Newhaven, the Scottish creative agency which recently challenged the Scottish Government's procurement policy in court, has given up its independence in a sale to The Leith Agency.

Ken Dixon and Jonathan Shinton, two of four co-founders who broke away from Leith 11 years ago, taking Tennents as their founding client for Newhaven, will leave the merged firm. Leith, Scotland's best-known agency, was itself sold to Cello group in 2005. Its star clients include Irn-Bru, more recently Aldi, the Scottish Government, and quangos including VisitScotland.

Newhaven still has Tennents, and other big names include Historic Scotland and ScottishPower.

The agency launched its legal challenge after it was excluded from the Marketing Services Framework, the Scottish Government's new list of approved suppliers for public sector communications.

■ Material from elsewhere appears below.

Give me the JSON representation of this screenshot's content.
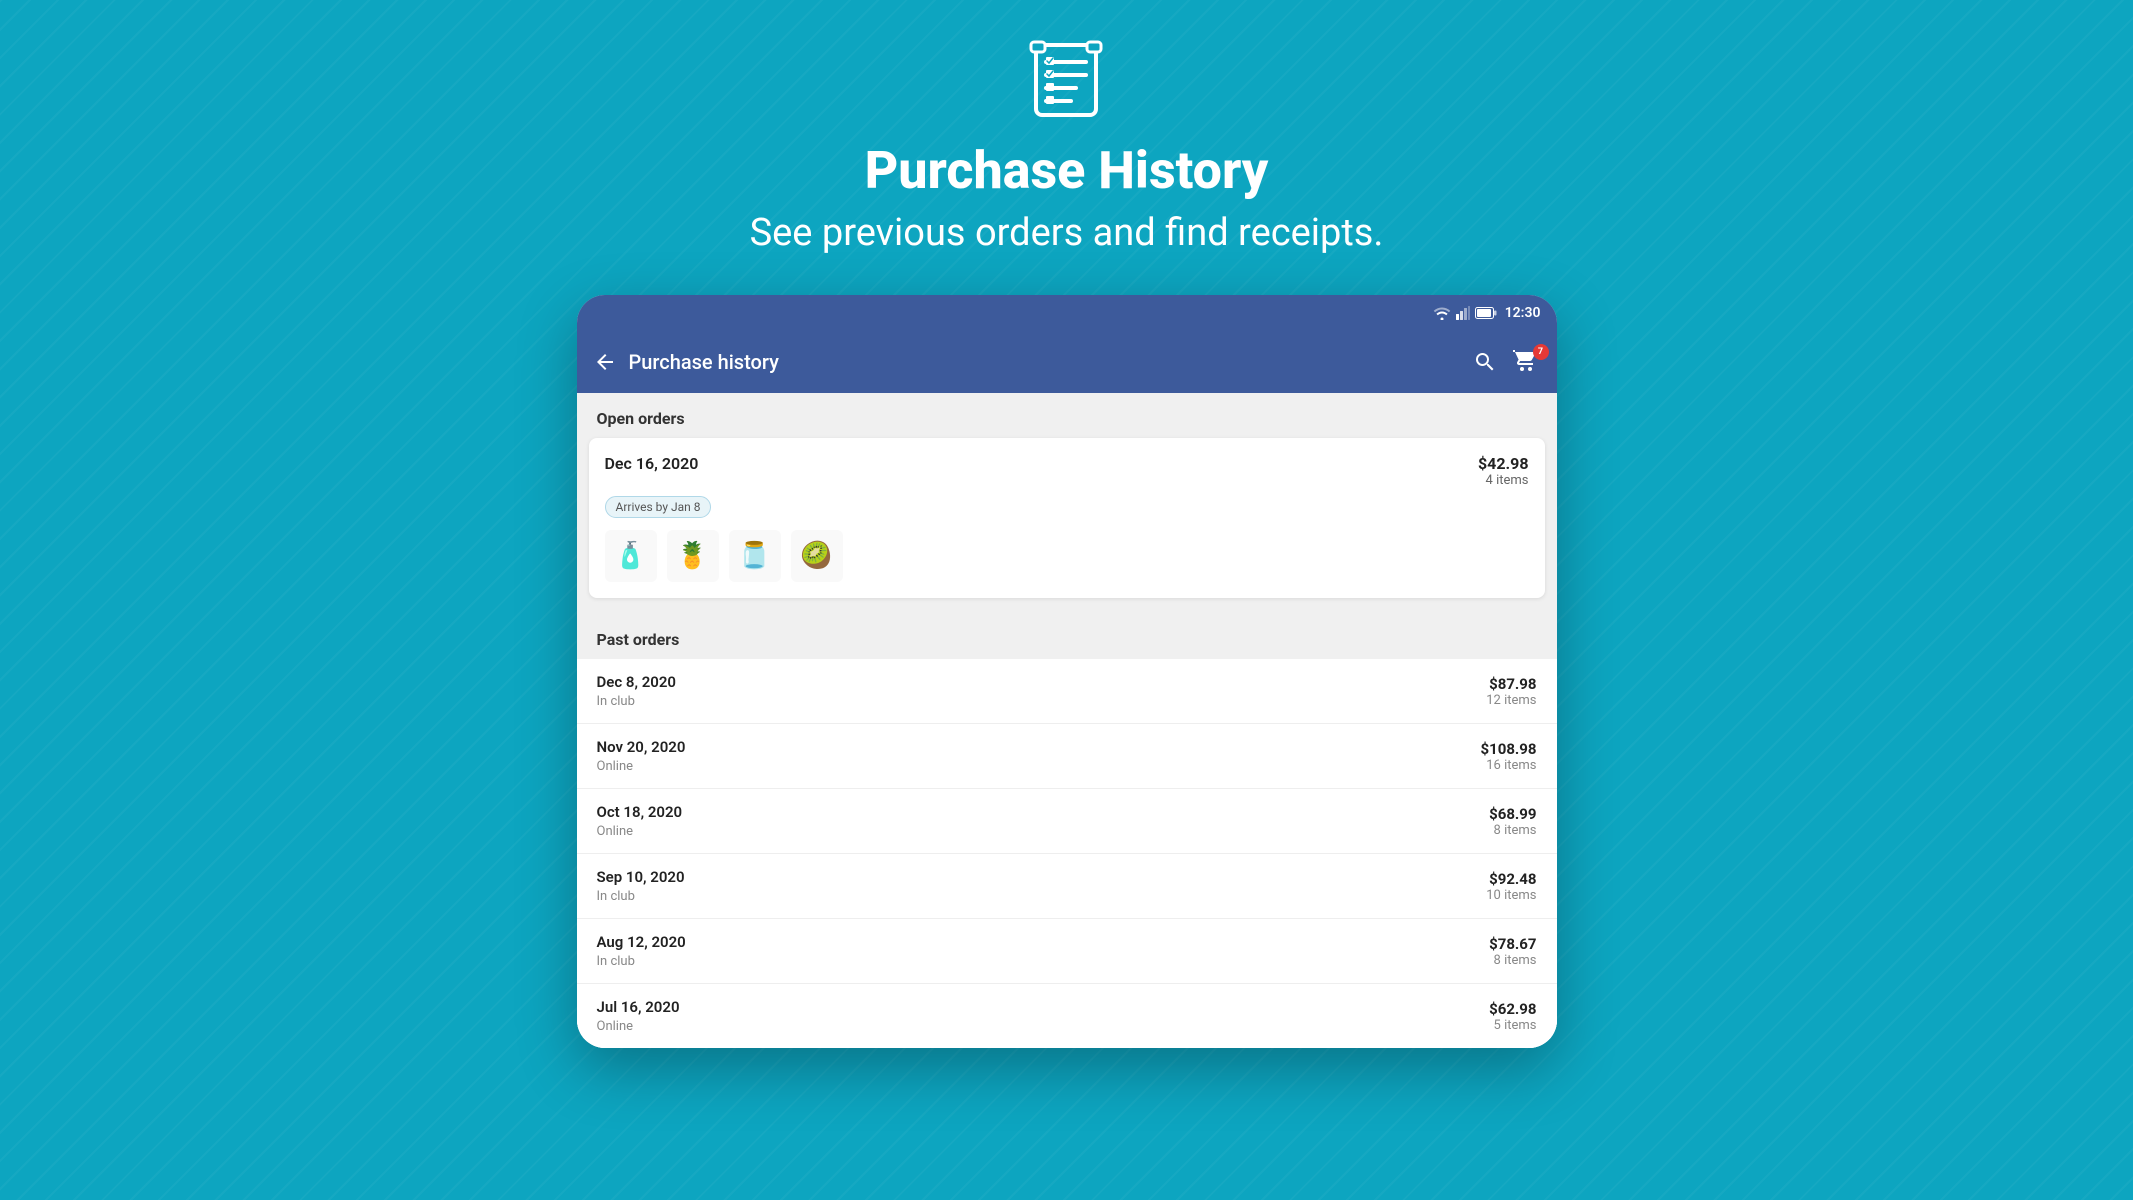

Critics say procurement framework criteria, such as the one for IT services, are loaded in favour of the largest companies, discriminating against typical Scottish independents. Newhaven's court action was withdrawn late last month, with neither side commenting.

Leith said Newhaven's client base and key members of staff would join the Leith-based group over the coming months. Last November, Newhaven co-founder and business director Gareth Howells rejoined Leith as creative manager in a surprise move. Mr Howells worked on the Irn Bru and Tennents accounts at Leith in the 1990s.

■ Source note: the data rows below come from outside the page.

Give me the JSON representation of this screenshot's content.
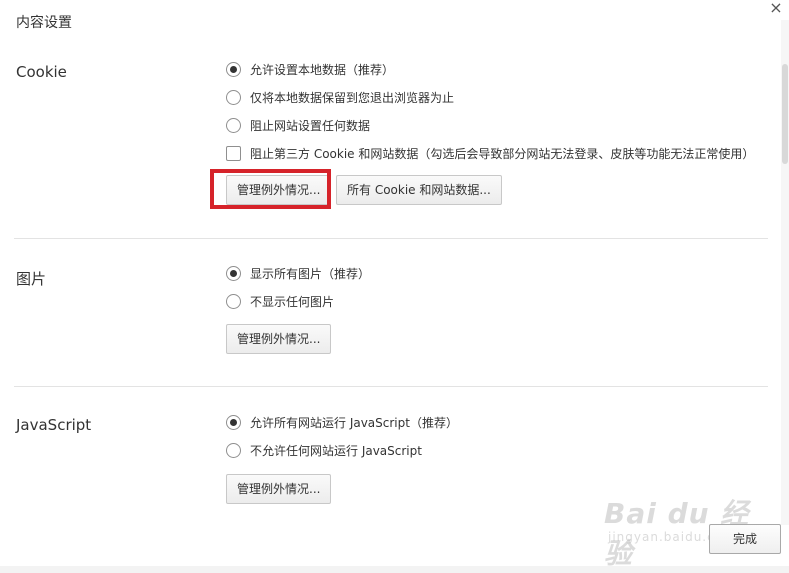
{
  "dialog": {
    "title": "内容设置",
    "close_label": "×",
    "done_label": "完成"
  },
  "cookie": {
    "label": "Cookie",
    "options": [
      {
        "label": "允许设置本地数据（推荐）",
        "checked": true
      },
      {
        "label": "仅将本地数据保留到您退出浏览器为止",
        "checked": false
      },
      {
        "label": "阻止网站设置任何数据",
        "checked": false
      }
    ],
    "block_third_party": {
      "label": "阻止第三方 Cookie 和网站数据（勾选后会导致部分网站无法登录、皮肤等功能无法正常使用）",
      "checked": false
    },
    "manage_button": "管理例外情况...",
    "all_cookies_button": "所有 Cookie 和网站数据..."
  },
  "images": {
    "label": "图片",
    "options": [
      {
        "label": "显示所有图片（推荐）",
        "checked": true
      },
      {
        "label": "不显示任何图片",
        "checked": false
      }
    ],
    "manage_button": "管理例外情况..."
  },
  "javascript": {
    "label": "JavaScript",
    "options": [
      {
        "label": "允许所有网站运行 JavaScript（推荐）",
        "checked": true
      },
      {
        "label": "不允许任何网站运行 JavaScript",
        "checked": false
      }
    ],
    "manage_button": "管理例外情况..."
  },
  "watermark": {
    "logo_text": "Bai du 经验",
    "url_text": "jingyan.baidu.com"
  },
  "colors": {
    "highlight": "#d6232a",
    "divider": "#e3e3e3"
  }
}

Mr Dixon said: "Since we launched, Leith has been one of our biggest competitors, yet we have always maintained a friendly rivalry. Combining forces at such a pivotal point in the world of marketing makes sense on a lot of levels."

Richard Marsham, managing partner of The Leith Group, said: "We're excited at the opportunities this merger brings."